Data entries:
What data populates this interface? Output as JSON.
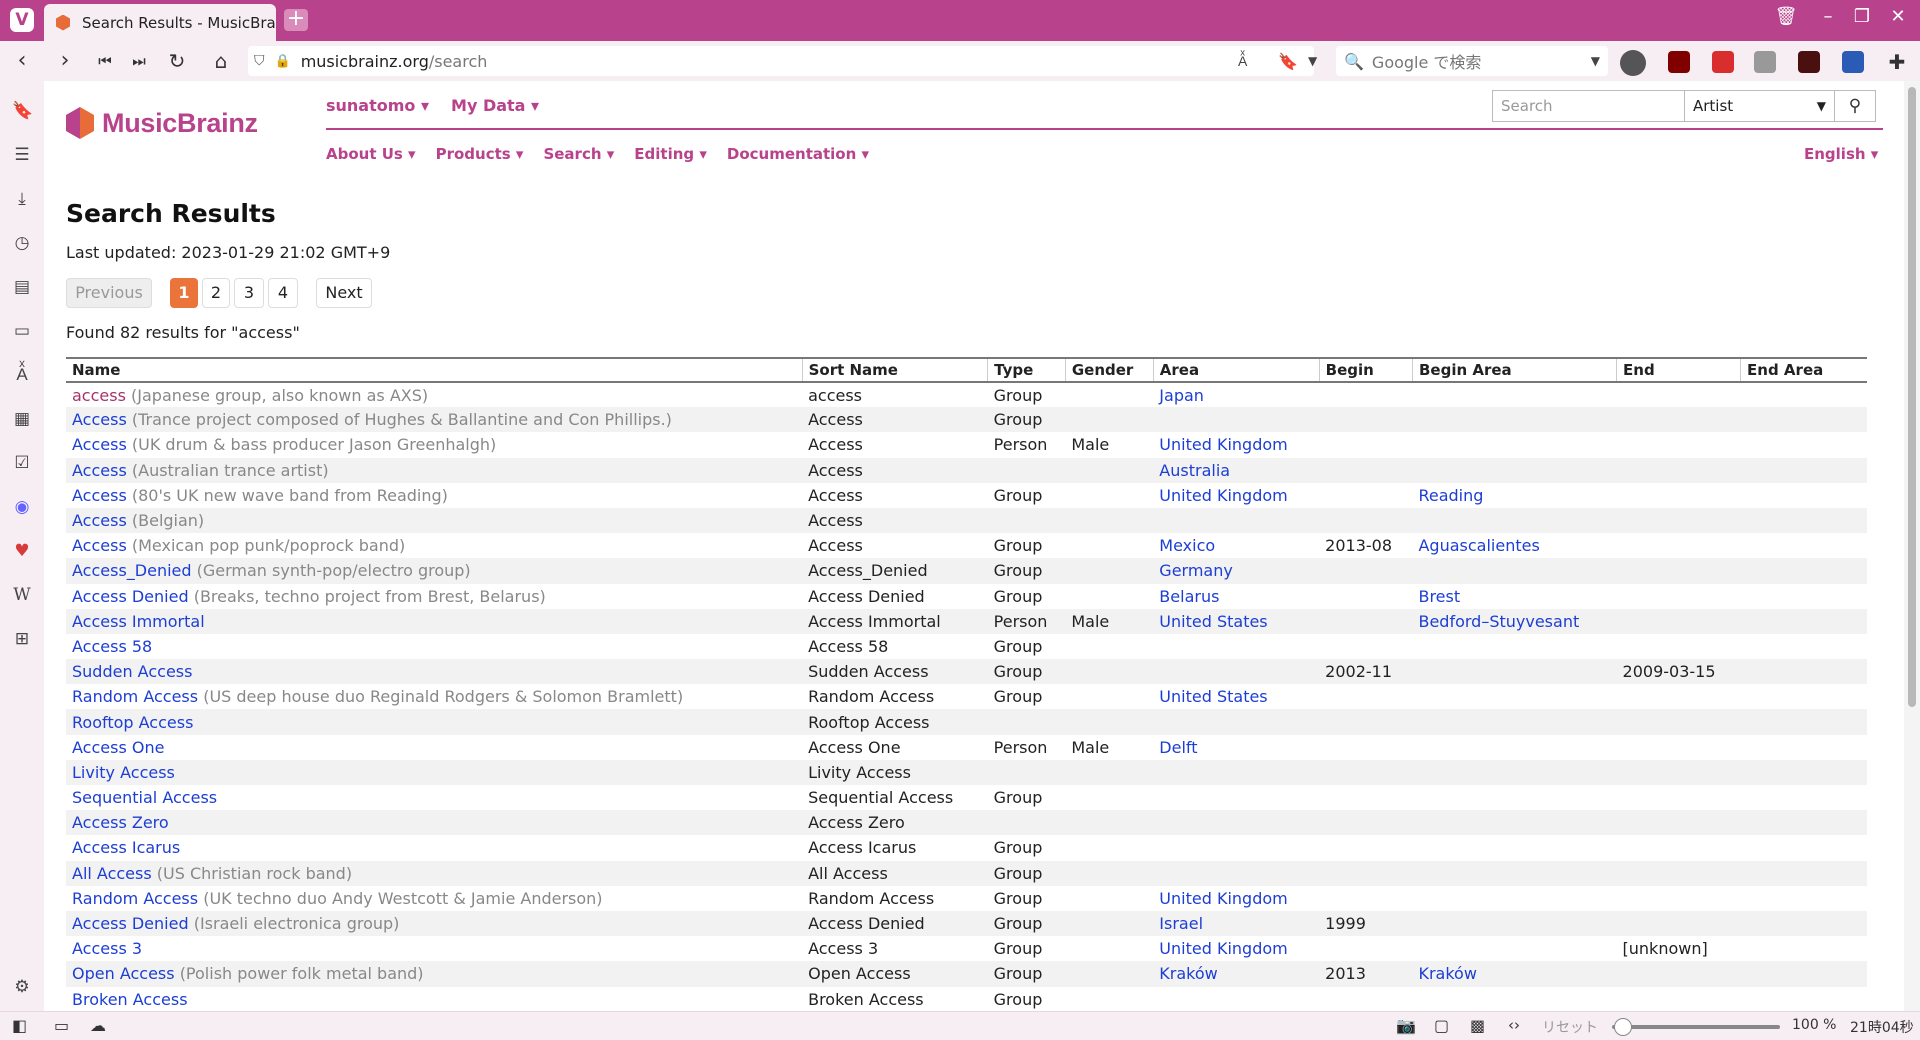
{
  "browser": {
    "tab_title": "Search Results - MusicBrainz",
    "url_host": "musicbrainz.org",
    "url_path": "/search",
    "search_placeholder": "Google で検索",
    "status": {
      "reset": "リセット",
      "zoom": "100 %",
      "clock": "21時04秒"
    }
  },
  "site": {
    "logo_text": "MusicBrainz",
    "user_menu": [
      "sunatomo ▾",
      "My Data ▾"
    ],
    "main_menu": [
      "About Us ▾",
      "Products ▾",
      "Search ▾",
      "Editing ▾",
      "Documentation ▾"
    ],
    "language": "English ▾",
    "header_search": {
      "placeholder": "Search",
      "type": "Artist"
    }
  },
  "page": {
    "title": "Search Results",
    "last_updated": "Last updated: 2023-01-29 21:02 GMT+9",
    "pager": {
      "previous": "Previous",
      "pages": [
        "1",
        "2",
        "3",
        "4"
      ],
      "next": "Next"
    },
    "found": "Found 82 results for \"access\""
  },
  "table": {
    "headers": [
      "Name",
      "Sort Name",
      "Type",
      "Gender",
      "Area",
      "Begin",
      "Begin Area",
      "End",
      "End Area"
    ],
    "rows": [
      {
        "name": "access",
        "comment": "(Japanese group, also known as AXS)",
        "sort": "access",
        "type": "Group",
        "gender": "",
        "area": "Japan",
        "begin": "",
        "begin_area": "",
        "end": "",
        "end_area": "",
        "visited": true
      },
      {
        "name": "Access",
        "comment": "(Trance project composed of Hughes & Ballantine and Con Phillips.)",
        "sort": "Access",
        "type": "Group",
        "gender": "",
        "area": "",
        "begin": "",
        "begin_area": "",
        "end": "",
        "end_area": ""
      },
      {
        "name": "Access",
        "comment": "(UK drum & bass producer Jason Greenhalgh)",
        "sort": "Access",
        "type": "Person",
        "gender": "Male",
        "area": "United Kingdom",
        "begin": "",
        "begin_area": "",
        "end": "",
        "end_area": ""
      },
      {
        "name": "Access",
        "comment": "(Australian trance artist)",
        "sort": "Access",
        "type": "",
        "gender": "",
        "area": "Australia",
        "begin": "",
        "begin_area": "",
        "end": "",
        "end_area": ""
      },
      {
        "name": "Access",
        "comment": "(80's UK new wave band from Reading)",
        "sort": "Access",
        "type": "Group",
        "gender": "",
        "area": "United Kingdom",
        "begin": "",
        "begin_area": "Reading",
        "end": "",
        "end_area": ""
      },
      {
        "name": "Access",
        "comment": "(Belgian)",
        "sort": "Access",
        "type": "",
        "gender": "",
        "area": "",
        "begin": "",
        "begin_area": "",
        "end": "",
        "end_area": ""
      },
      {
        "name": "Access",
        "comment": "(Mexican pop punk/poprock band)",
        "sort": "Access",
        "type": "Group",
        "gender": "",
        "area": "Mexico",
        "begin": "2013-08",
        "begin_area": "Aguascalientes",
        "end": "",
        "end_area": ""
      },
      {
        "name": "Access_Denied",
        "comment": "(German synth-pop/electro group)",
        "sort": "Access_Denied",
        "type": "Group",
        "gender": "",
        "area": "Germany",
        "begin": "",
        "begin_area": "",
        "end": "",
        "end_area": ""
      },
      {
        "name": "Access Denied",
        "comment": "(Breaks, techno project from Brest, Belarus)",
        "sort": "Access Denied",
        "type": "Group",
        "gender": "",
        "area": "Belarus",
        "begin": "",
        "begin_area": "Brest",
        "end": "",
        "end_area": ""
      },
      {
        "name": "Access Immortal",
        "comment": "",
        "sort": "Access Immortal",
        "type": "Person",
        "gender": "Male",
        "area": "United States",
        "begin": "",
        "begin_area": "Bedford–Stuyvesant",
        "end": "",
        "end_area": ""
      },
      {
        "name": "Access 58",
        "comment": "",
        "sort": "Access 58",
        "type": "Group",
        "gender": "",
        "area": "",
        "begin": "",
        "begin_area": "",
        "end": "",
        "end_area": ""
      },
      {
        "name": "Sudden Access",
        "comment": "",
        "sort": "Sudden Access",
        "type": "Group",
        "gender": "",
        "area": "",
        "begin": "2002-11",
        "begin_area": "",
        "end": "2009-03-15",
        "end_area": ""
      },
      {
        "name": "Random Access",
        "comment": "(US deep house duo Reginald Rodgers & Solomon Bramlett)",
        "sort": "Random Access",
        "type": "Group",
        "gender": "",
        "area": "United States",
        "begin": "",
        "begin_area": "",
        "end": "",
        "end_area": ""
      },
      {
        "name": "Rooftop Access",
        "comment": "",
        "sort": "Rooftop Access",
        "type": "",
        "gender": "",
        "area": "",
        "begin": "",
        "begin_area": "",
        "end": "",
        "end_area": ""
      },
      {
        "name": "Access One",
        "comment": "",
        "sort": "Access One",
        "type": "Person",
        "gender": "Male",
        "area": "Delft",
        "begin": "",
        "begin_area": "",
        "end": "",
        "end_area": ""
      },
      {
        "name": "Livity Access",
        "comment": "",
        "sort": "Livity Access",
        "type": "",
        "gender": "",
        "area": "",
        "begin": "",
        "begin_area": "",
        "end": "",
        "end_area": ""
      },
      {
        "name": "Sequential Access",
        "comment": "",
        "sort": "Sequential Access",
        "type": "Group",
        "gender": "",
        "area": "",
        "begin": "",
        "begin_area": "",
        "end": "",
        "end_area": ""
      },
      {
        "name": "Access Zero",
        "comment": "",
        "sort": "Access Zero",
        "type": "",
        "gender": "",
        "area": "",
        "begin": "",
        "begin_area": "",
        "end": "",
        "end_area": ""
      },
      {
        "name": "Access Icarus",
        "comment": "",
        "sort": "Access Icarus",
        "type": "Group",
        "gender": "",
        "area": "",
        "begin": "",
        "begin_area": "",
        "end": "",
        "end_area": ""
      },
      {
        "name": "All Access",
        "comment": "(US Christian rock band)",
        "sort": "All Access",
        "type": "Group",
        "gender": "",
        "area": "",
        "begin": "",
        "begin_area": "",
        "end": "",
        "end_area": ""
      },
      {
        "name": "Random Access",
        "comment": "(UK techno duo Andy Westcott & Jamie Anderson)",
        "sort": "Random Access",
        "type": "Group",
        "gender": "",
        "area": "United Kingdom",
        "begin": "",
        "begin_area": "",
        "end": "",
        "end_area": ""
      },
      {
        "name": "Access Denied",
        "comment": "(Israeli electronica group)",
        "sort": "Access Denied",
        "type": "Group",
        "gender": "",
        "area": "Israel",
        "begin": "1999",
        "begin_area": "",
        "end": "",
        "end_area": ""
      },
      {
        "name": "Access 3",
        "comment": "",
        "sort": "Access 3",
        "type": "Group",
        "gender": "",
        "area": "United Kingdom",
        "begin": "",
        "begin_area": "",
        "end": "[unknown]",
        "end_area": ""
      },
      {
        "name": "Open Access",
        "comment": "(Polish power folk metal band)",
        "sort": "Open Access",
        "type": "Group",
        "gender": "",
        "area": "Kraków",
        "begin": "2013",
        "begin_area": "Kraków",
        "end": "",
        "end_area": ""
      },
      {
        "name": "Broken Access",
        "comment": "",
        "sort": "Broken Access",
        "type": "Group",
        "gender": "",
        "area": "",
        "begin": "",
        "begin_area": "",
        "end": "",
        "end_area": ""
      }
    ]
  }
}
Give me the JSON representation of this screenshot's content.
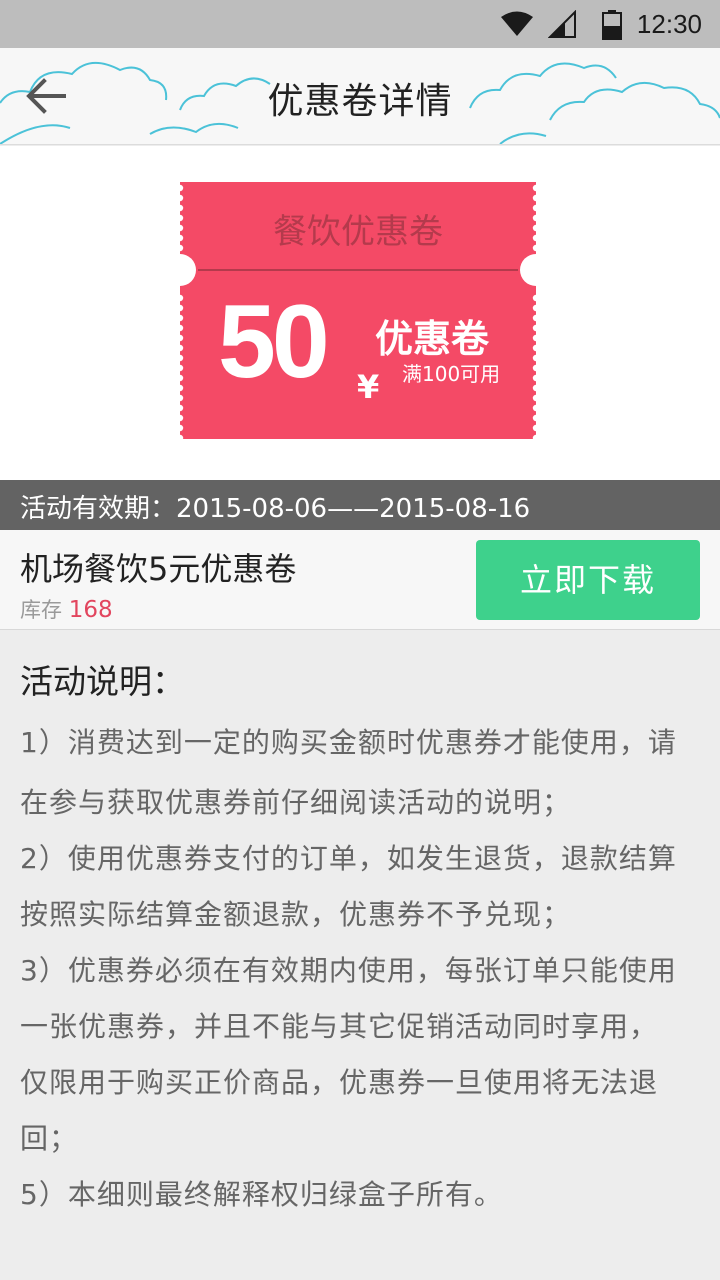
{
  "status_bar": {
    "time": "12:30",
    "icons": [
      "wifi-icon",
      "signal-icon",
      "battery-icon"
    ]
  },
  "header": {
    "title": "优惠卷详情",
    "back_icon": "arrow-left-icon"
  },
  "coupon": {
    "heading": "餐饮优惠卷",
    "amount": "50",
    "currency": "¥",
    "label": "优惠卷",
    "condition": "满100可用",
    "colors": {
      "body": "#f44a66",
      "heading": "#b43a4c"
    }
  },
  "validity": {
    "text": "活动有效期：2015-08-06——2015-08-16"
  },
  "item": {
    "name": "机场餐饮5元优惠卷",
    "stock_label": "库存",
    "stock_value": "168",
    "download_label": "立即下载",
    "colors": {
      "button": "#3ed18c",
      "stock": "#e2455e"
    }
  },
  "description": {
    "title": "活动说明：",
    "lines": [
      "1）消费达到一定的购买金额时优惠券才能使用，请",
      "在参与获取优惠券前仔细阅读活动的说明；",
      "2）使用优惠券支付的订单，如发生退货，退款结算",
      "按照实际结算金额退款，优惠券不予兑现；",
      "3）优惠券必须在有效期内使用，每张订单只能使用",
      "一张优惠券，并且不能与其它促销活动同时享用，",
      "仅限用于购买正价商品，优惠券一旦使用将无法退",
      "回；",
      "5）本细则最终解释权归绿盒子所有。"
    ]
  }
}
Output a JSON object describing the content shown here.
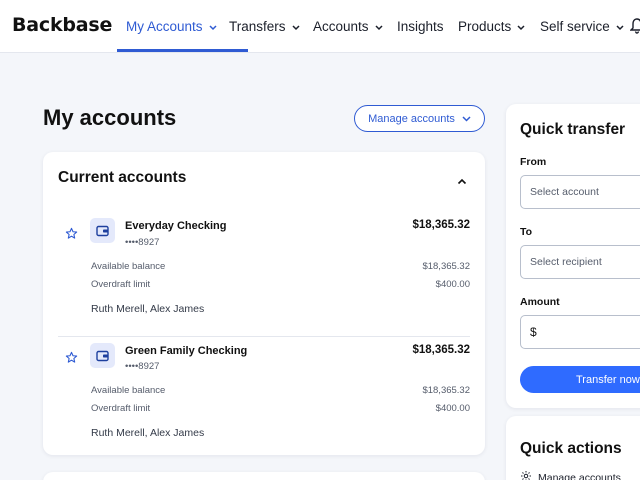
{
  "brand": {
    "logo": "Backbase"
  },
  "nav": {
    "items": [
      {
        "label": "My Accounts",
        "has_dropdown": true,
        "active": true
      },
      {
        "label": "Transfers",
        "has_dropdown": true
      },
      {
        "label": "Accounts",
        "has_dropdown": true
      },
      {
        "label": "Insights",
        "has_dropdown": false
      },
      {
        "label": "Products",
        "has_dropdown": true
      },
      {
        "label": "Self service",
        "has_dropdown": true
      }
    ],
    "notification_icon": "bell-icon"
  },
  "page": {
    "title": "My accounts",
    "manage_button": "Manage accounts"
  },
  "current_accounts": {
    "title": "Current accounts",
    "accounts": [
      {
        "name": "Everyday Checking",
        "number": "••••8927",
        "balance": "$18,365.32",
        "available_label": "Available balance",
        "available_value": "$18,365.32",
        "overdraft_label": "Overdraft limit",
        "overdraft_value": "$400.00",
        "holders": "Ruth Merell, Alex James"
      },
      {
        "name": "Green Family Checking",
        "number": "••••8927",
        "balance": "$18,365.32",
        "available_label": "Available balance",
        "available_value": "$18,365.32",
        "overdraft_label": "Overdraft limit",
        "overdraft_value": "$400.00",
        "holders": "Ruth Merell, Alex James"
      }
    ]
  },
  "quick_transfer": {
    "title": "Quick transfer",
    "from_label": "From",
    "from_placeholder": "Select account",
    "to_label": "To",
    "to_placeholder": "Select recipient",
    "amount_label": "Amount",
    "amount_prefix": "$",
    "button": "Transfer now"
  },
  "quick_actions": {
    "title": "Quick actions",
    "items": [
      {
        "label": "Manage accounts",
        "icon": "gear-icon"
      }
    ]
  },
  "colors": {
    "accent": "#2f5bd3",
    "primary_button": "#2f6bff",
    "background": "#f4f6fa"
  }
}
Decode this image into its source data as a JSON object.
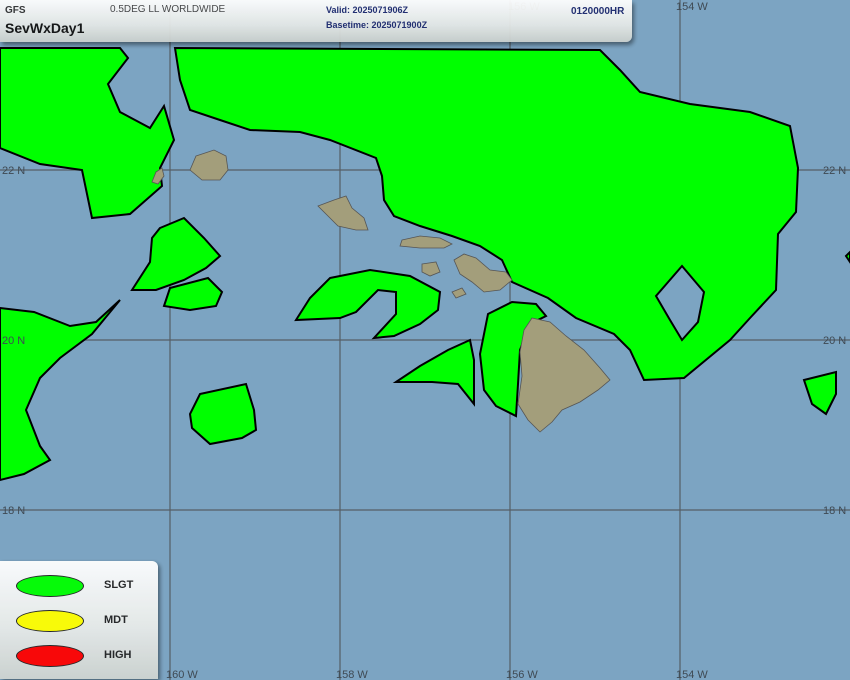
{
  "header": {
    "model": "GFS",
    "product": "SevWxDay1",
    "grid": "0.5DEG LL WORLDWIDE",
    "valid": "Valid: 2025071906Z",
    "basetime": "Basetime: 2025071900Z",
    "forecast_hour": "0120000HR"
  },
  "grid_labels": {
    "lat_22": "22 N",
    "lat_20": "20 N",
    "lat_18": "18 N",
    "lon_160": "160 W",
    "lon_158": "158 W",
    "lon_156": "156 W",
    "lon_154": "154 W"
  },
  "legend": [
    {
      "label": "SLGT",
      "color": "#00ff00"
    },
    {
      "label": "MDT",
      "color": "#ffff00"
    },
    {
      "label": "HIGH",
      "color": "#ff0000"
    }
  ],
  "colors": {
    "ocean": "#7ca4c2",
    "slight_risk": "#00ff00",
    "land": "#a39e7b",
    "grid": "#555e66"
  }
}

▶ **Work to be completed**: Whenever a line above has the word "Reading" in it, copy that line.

▶ **Result for this task**:
        "comment": "(80's UK new wave band from Reading)",
        "begin_area": "Reading",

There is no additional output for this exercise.